A new free trade deal to be signed this year could allow foreign corporations to sue the Australian government for introducing environmental regulations on coal seam gas (CSG).
Australia has joined 11 other countries — the United States, Malaysia, Brunei, Canada, Chile, Japan, Mexico, New Zealand, Peru, Singapore and Vietnam — in negotiations for the Trans-Pacific Partnership Agreement (TPP). Unlike most trade deals, other countries can sign on in the future.
The Australian government says it has sought a deal that “eliminates or at least substantially reduces barriers to trade and investment. The TPP is more than a traditional trade agreement; it will also deal with behind-the-border impediments to trade and investment.”
The TPP has been described as “the largest free trade agreement in the world”, but is being negotiated in total secrecy. Apart from 600 corporate advisors, the public and even members of US congress have been prevented from seeing details.
Despite this, parts of the draft agreement have been leaked.
One of the most controversial parts of the deal, which would impact on environmental protection, is a clause that would force participating countries into a process called investor-state dispute settlement (ISDS), which would allow foreign corporations to sue governments if investment was harmed.
This includes the right to claim damages if new regulations reduce investors’ expected profits, or “indirect expropriation”.
Disputes would be settled in an international tribunal judged by three corporate lawyers.
Under the Julia Gillard government, Australia initially refused to be part of this process, while agreeing to other parts of the trade deal.

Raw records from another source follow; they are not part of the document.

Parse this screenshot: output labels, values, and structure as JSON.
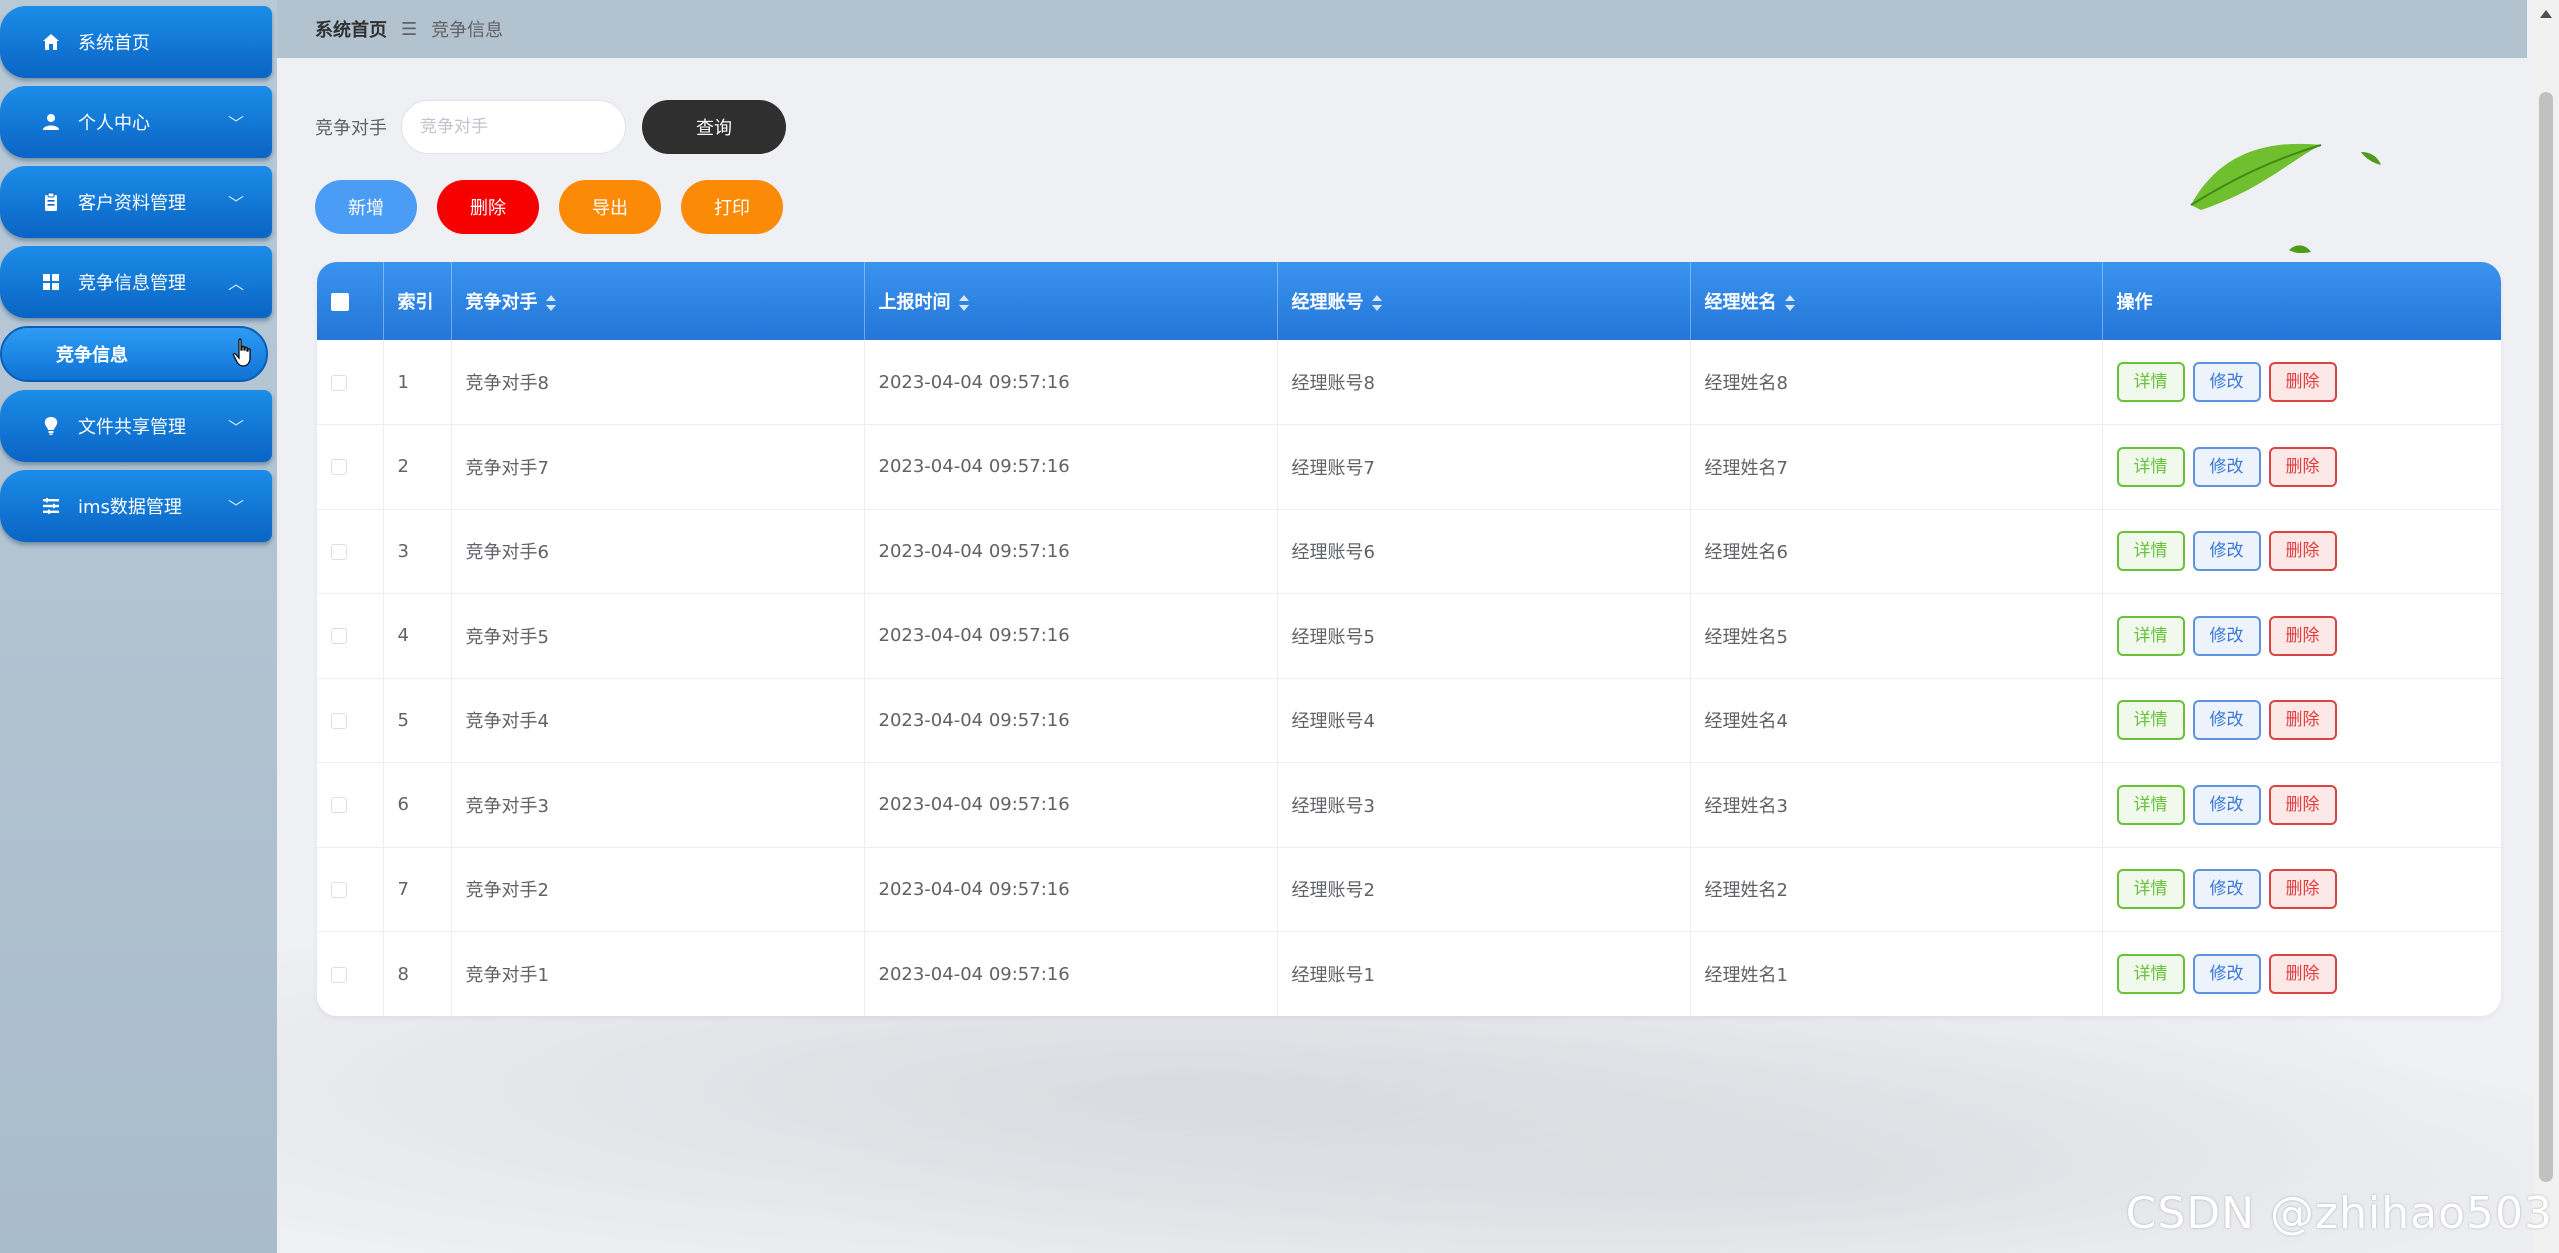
{
  "sidebar": {
    "items": [
      {
        "label": "系统首页",
        "icon": "home-icon"
      },
      {
        "label": "个人中心",
        "icon": "user-icon"
      },
      {
        "label": "客户资料管理",
        "icon": "clipboard-icon"
      },
      {
        "label": "竞争信息管理",
        "icon": "grid-icon"
      },
      {
        "label": "竞争信息"
      },
      {
        "label": "文件共享管理",
        "icon": "bulb-icon"
      },
      {
        "label": "ims数据管理",
        "icon": "list-icon"
      }
    ]
  },
  "breadcrumb": {
    "home": "系统首页",
    "separator": "☰",
    "current": "竞争信息"
  },
  "search": {
    "label": "竞争对手",
    "placeholder": "竞争对手",
    "value": "",
    "button": "查询"
  },
  "actions": {
    "add": "新增",
    "delete": "删除",
    "export": "导出",
    "print": "打印"
  },
  "table": {
    "headers": [
      "索引",
      "竞争对手",
      "上报时间",
      "经理账号",
      "经理姓名",
      "操作"
    ],
    "row_buttons": {
      "detail": "详情",
      "edit": "修改",
      "remove": "删除"
    },
    "rows": [
      {
        "index": "1",
        "rival": "竞争对手8",
        "time": "2023-04-04 09:57:16",
        "account": "经理账号8",
        "name": "经理姓名8"
      },
      {
        "index": "2",
        "rival": "竞争对手7",
        "time": "2023-04-04 09:57:16",
        "account": "经理账号7",
        "name": "经理姓名7"
      },
      {
        "index": "3",
        "rival": "竞争对手6",
        "time": "2023-04-04 09:57:16",
        "account": "经理账号6",
        "name": "经理姓名6"
      },
      {
        "index": "4",
        "rival": "竞争对手5",
        "time": "2023-04-04 09:57:16",
        "account": "经理账号5",
        "name": "经理姓名5"
      },
      {
        "index": "5",
        "rival": "竞争对手4",
        "time": "2023-04-04 09:57:16",
        "account": "经理账号4",
        "name": "经理姓名4"
      },
      {
        "index": "6",
        "rival": "竞争对手3",
        "time": "2023-04-04 09:57:16",
        "account": "经理账号3",
        "name": "经理姓名3"
      },
      {
        "index": "7",
        "rival": "竞争对手2",
        "time": "2023-04-04 09:57:16",
        "account": "经理账号2",
        "name": "经理姓名2"
      },
      {
        "index": "8",
        "rival": "竞争对手1",
        "time": "2023-04-04 09:57:16",
        "account": "经理账号1",
        "name": "经理姓名1"
      }
    ]
  },
  "watermark": "CSDN @zhihao503",
  "colors": {
    "menu_blue": "#0a64c4",
    "add": "#4b9cf5",
    "delete": "#f70000",
    "export": "#fb8a07",
    "query": "#2f2f2f",
    "table_header": "#2476d8"
  }
}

But on the day before the federal election, Prime Minister Tony Abbott announced the Coalition would accept the clause.
This has raised concerns that regulating the coal seam gas industry would become unlawful. Anti-CSG campaigners in NSW have built a powerful grassroots movement that is calling on the government to introduce a freeze on CSG exploration and mining, a ban on “fracking” and a ban on CSG development in drinking water catchments.
If the movement is successful, a future government that agrees to these demands could be hamstrung by international law. Protecting the profits of corporations would be prioritised over the decision of local communities to protect the environment from CSG.
This is what has happened in Canada after it signed the North American Free Trade Agreement. US energy company Long Pine is suing Quebec’s government for putting a moratorium on shale gas mining.
More than 70 community groups, including anti-CSG group Lock the Gate, have signed a letter to trade minister Andrew Robb to express their opposition to the TPP.
It said: “The inclusion of ISDS in more trade agreements … could cost taxpayers many millions of dollars, and would discourage governments from regulating in the public interest.
“We ask that your government reject these proposals in all trade agreements.”
The Australian government has already been burnt by an ISDS clause in a trade deal with Hong Kong. Lateline reported on October 10 that tobacco company Philip Morris is using the clause to sue the Australian government for introducing plain packaging for cigarettes.
Patricia Ranald from the Australian Fair Trade and Investment Network told Lateline: “Philip Morris could not sue Australia under the US-Australia Free Trade Agreement because we don't have ISDS in that agreement. Even the Howard government would not agree to ISDS. So they found an obscure Hong Kong-Australia investment agreement, shifted some investment to Hong Kong and they're now using that agreement to sue the Australian government.”
Dozens of law professionals have signed an open letter to warn TPP negotiators against the deal. It said: “We are united in our view that the foreign investor protections included in some recent Free Trade Agreements and Bilateral Investment Treaties and their enforcement through Investor-State arbitration should not be replicated in the TPP.
“We base this conclusion on concerns about how the expansion of this regime threatens to undermine the justice systems in our various countries and fundamentally shift the balance of power between investors, states and other affected parties in a manner that undermines fair resolution of legal disputes.”
Some free trade agreements include a clause that allows exceptions to safeguard environmental, health, labour and consumer protection policies. Citizen.org, which has analysed the leaked text, said there is no such safeguard in the TPP.
It is not just CSG regulations that could be affected by the deal. Restrictions on genetically modified food, preventing the development of coalmines, or creating new forest reserves could potentially fall under the scope of the agreement.
Free trade deals benefit corporations at the expense of the majority of people. The TPP is a threat to the environment and must be opposed.